**Exercise aim:**
Every line below should be copied exactly; drop the pictures.

Stored data
··········

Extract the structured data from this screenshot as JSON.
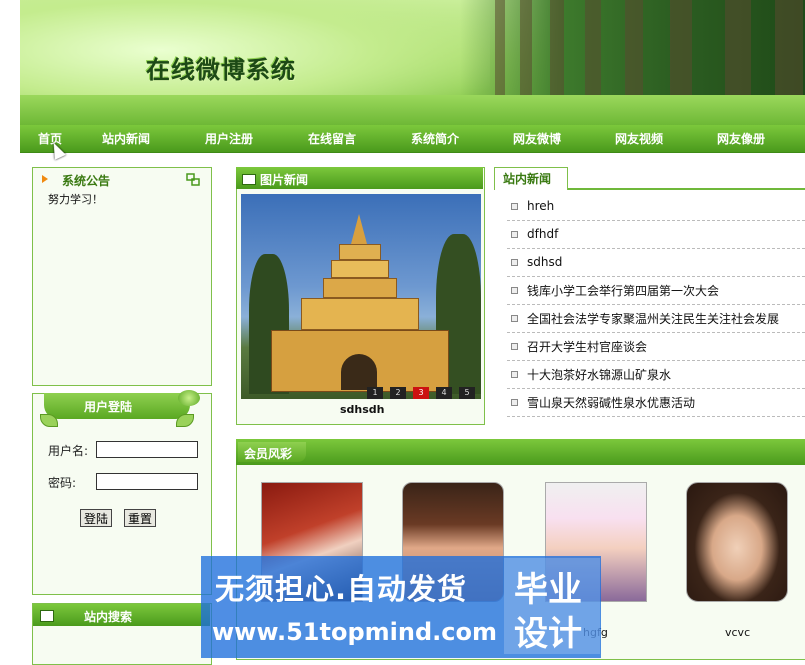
{
  "header": {
    "site_title": "在线微博系统"
  },
  "nav": {
    "items": [
      "首页",
      "站内新闻",
      "用户注册",
      "在线留言",
      "系统简介",
      "网友微博",
      "网友视频",
      "网友像册"
    ]
  },
  "notice": {
    "title": "系统公告",
    "text": "努力学习！"
  },
  "login": {
    "title": "用户登陆",
    "username_label": "用户名:",
    "password_label": "密码:",
    "username_value": "",
    "password_value": "",
    "login_button": "登陆",
    "reset_button": "重置"
  },
  "search": {
    "title": "站内搜索"
  },
  "picture_news": {
    "title": "图片新闻",
    "caption": "sdhsdh",
    "pages": [
      "1",
      "2",
      "3",
      "4",
      "5"
    ],
    "active_page": "3"
  },
  "site_news": {
    "title": "站内新闻",
    "items": [
      "hreh",
      "dfhdf",
      "sdhsd",
      "钱库小学工会举行第四届第一次大会",
      "全国社会法学专家聚温州关注民生关注社会发展",
      "召开大学生村官座谈会",
      "十大泡茶好水锦源山矿泉水",
      "雪山泉天然弱碱性泉水优惠活动"
    ]
  },
  "members": {
    "title": "会员风彩",
    "names": [
      "",
      "",
      "hgfg",
      "vcvc"
    ]
  },
  "watermark": {
    "line1": "无须担心.自动发货",
    "line2": "www.51topmind.com",
    "badge_line1": "毕业",
    "badge_line2": "设计"
  },
  "colors": {
    "accent": "#5aa822",
    "title_green": "#3a7a12",
    "watermark_blue": "#1e6edc"
  }
}
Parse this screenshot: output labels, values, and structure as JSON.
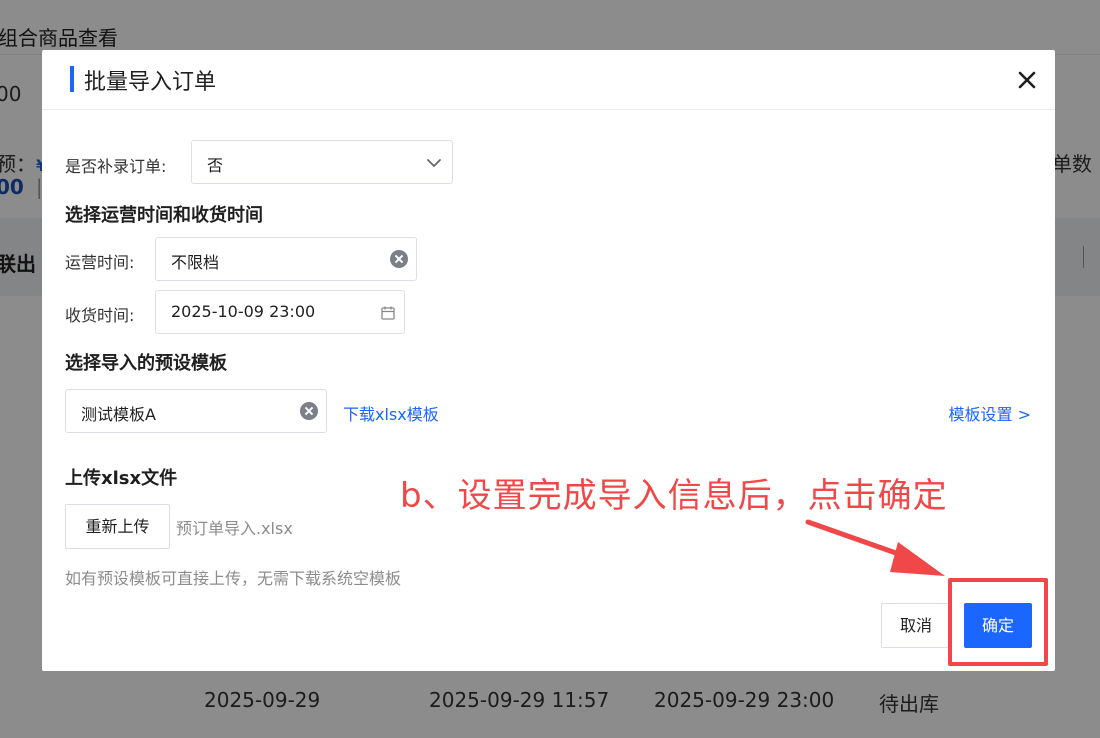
{
  "background": {
    "page_title": "组合商品查看",
    "input_value": "00",
    "amount_label": "预：",
    "amount_symbol": "¥",
    "amount_value": "00",
    "amount_sep": "|",
    "right_label": "单数",
    "toolbar_text": "联出",
    "row": {
      "date": "2025-09-29",
      "created": "2025-09-29 11:57",
      "deadline": "2025-09-29 23:00",
      "status": "待出库"
    }
  },
  "modal": {
    "title": "批量导入订单",
    "supplement": {
      "label": "是否补录订单:",
      "value": "否"
    },
    "time_section": {
      "title": "选择运营时间和收货时间",
      "op_time_label": "运营时间:",
      "op_time_value": "不限档",
      "receive_time_label": "收货时间:",
      "receive_time_value": "2025-10-09 23:00"
    },
    "template_section": {
      "title": "选择导入的预设模板",
      "template_value": "测试模板A",
      "download_link": "下载xlsx模板",
      "settings_link": "模板设置 >"
    },
    "upload_section": {
      "title": "上传xlsx文件",
      "reupload_button": "重新上传",
      "file_name": "预订单导入.xlsx",
      "hint": "如有预设模板可直接上传，无需下载系统空模板"
    },
    "footer": {
      "cancel_button": "取消",
      "confirm_button": "确定"
    }
  },
  "annotation": {
    "text": "b、设置完成导入信息后，点击确定",
    "color": "#f04848"
  },
  "colors": {
    "primary": "#1a66ff",
    "overlay": "rgba(0,0,0,0.45)"
  }
}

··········

**Task solution:**
Extract the structured data from this screenshot as JSON.
{
  "header": {
    "site_title": "在线微博系统"
  },
  "nav": {
    "items": [
      "首页",
      "站内新闻",
      "用户注册",
      "在线留言",
      "系统简介",
      "网友微博",
      "网友视频",
      "网友像册"
    ]
  },
  "notice": {
    "title": "系统公告",
    "text": "努力学习！"
  },
  "login": {
    "title": "用户登陆",
    "username_label": "用户名:",
    "password_label": "密码:",
    "username_value": "",
    "password_value": "",
    "login_button": "登陆",
    "reset_button": "重置"
  },
  "search": {
    "title": "站内搜索"
  },
  "picture_news": {
    "title": "图片新闻",
    "caption": "sdhsdh",
    "pages": [
      "1",
      "2",
      "3",
      "4",
      "5"
    ],
    "active_page": "3"
  },
  "site_news": {
    "title": "站内新闻",
    "items": [
      "hreh",
      "dfhdf",
      "sdhsd",
      "钱库小学工会举行第四届第一次大会",
      "全国社会法学专家聚温州关注民生关注社会发展",
      "召开大学生村官座谈会",
      "十大泡茶好水锦源山矿泉水",
      "雪山泉天然弱碱性泉水优惠活动"
    ]
  },
  "members": {
    "title": "会员风彩",
    "names": [
      "",
      "",
      "hgfg",
      "vcvc"
    ]
  },
  "watermark": {
    "line1": "无须担心.自动发货",
    "line2": "www.51topmind.com",
    "badge_line1": "毕业",
    "badge_line2": "设计"
  },
  "colors": {
    "accent": "#5aa822",
    "title_green": "#3a7a12",
    "watermark_blue": "#1e6edc"
  }
}
Parse this screenshot: output labels, values, and structure as JSON.
{
  "background": {
    "page_title": "组合商品查看",
    "input_value": "00",
    "amount_label": "预：",
    "amount_symbol": "¥",
    "amount_value": "00",
    "amount_sep": "|",
    "right_label": "单数",
    "toolbar_text": "联出",
    "row": {
      "date": "2025-09-29",
      "created": "2025-09-29 11:57",
      "deadline": "2025-09-29 23:00",
      "status": "待出库"
    }
  },
  "modal": {
    "title": "批量导入订单",
    "supplement": {
      "label": "是否补录订单:",
      "value": "否"
    },
    "time_section": {
      "title": "选择运营时间和收货时间",
      "op_time_label": "运营时间:",
      "op_time_value": "不限档",
      "receive_time_label": "收货时间:",
      "receive_time_value": "2025-10-09 23:00"
    },
    "template_section": {
      "title": "选择导入的预设模板",
      "template_value": "测试模板A",
      "download_link": "下载xlsx模板",
      "settings_link": "模板设置 >"
    },
    "upload_section": {
      "title": "上传xlsx文件",
      "reupload_button": "重新上传",
      "file_name": "预订单导入.xlsx",
      "hint": "如有预设模板可直接上传，无需下载系统空模板"
    },
    "footer": {
      "cancel_button": "取消",
      "confirm_button": "确定"
    }
  },
  "annotation": {
    "text": "b、设置完成导入信息后，点击确定",
    "color": "#f04848"
  },
  "colors": {
    "primary": "#1a66ff",
    "overlay": "rgba(0,0,0,0.45)"
  }
}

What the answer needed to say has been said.